As a starting point, ZFM constructed eight-foot-high barriers around the sides and rear of the stair opening to enclose the grade level work area surrounding the railing. Protecting the stair side of the railing was more challenging. Since the stair has four lanes separated by handrails, ZFM used this division to create protection zones in a phased approach. First, a three-foot-deep work platform was constructed over the portion of the two center aisles closest to the rear wall to enable workers to access the center rear railing section while still permitting pedestrian access to all four stair lanes. In the second phase, initially the left and then the right aisles were restricted to pedestrians as work in each of those sections was performed.
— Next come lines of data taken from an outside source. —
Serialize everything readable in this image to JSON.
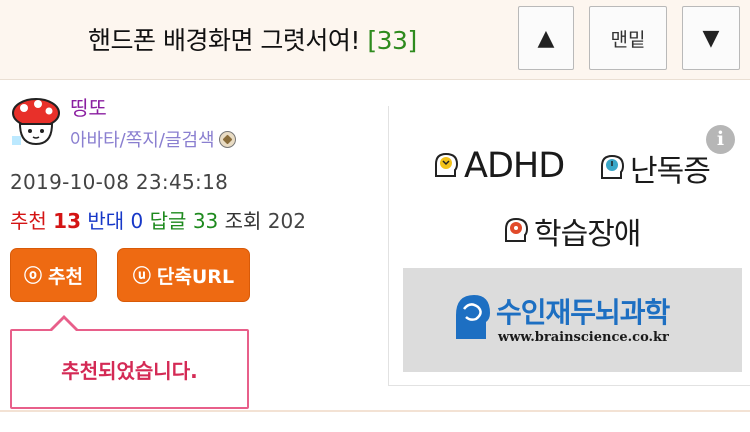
{
  "header": {
    "title": "핸드폰 배경화면 그렷서여!",
    "comment_count": "[33]",
    "nav_up_icon": "triangle-up-icon",
    "nav_up_label": "▲",
    "nav_bottom_label": "맨밑",
    "nav_down_icon": "triangle-down-icon",
    "nav_down_label": "▼"
  },
  "author": {
    "avatar_icon": "mushroom-avatar-icon",
    "nickname": "띵또",
    "links": "아바타/쪽지/글검색",
    "level_icon": "level-badge-icon"
  },
  "post": {
    "datetime": "2019-10-08 23:45:18",
    "recommend_label": "추천",
    "recommend_count": "13",
    "oppose_label": "반대",
    "oppose_count": "0",
    "reply_label": "답글",
    "reply_count": "33",
    "view_label": "조회",
    "view_count": "202"
  },
  "actions": {
    "recommend_icon": "ⓞ",
    "recommend_button": "추천",
    "shorturl_icon": "ⓤ",
    "shorturl_button": "단축URL"
  },
  "tooltip": {
    "message": "추천되었습니다."
  },
  "ad": {
    "info_icon": "i",
    "item1": "ADHD",
    "item2": "난독증",
    "item3": "학습장애",
    "brand_name": "수인재두뇌과학",
    "brand_url": "www.brainscience.co.kr"
  },
  "colors": {
    "accent_orange": "#ee6a12",
    "count_green": "#2e8b1e",
    "nickname_purple": "#8a1ea0",
    "link_lavender": "#8a7fd0",
    "tooltip_pink": "#e85f8a",
    "brand_blue": "#1d6fc2"
  }
}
Finally, the center two aisles were restricted as the final segments of the project were completed.
Construction, which was performed over an eight-month period, took place after the start of the COVID epidemic. ZFM stringently followed relevant New York City and State COVID protocols to ensure worker and pedestrian safety. Work was performed at night when pedestrian traffic was at a minimum to reduce impact on subway riders.
Urbahn Architects is a full-service planning and design firm based in New York City. Since its founding in 1945, Urbahn has designed projects for organizations and institutions that operate in the transportation, residential, healthcare, education, justice, science, hospitality, multi-family residential, and infrastructure sectors. The firm served as the architect for some of the nation’s most iconic structures, including the Vehicle Assembly Building and Launch Control at Kennedy Space Center in Cape Canaveral, FL, and the Fermi National Accelerator Lab in Batavia, IL.
Urbahn’s annual domestic and international project workload exceeds $500 million in construction value. ENR New York magazine recently recognized Urbahn as the 2019 Design Firm of the Year. Building Design & Construction ranks Urbahn as the 102nd largest architectural firm in the U.S. Four principals lead the firm: Donald E. Henry, Jr., AIA, LEED AP; Natale V. Barranco, AIA, LEED AP; Rafael Stein, AIA; and Ranabir Sengupta, AIA, LEED AP.
The firm’s transportation project portfolio includes the New York City Transit subway station flood mitigation resiliency program; renovations of multiple MTA subway stations in New York City; numerous projects for the Long Island Rail Road and New Jersey Transit; Newark City Subway Improvements in Newark, NJ; and rehabilitation of six train stations on the IRT White Plains Road line in the Bronx, NY.
Urbahn’s other recent commercial, institutional, and public work includes the $70 million Tides North multi-family residential development in Arverne, NY; New York City Hall Mayoral Offices and Emergency Situation Center and Public Health Lab Redevelopment Master Plans in New York, NY; Centro Medico Correccional in Bayamon, PR; the Jersey City Municipal Services Complex in Jersey City, NJ; the SUNY New Paltz Engineering Innovation Hub in New Paltz, NY; the Lehman College School of Nursing in the Bronx, NY; the Usha Martin University Master Plan in Ranchi, India; Columbia University’s Baker Field Facilities Master Plan in New York, NY; the P.S. 253Q Elementary School in Queens, NY; and the P.S. 144Q addition in Forest Hills, NY.
*Featured Image Credit: Ola Wilk Photography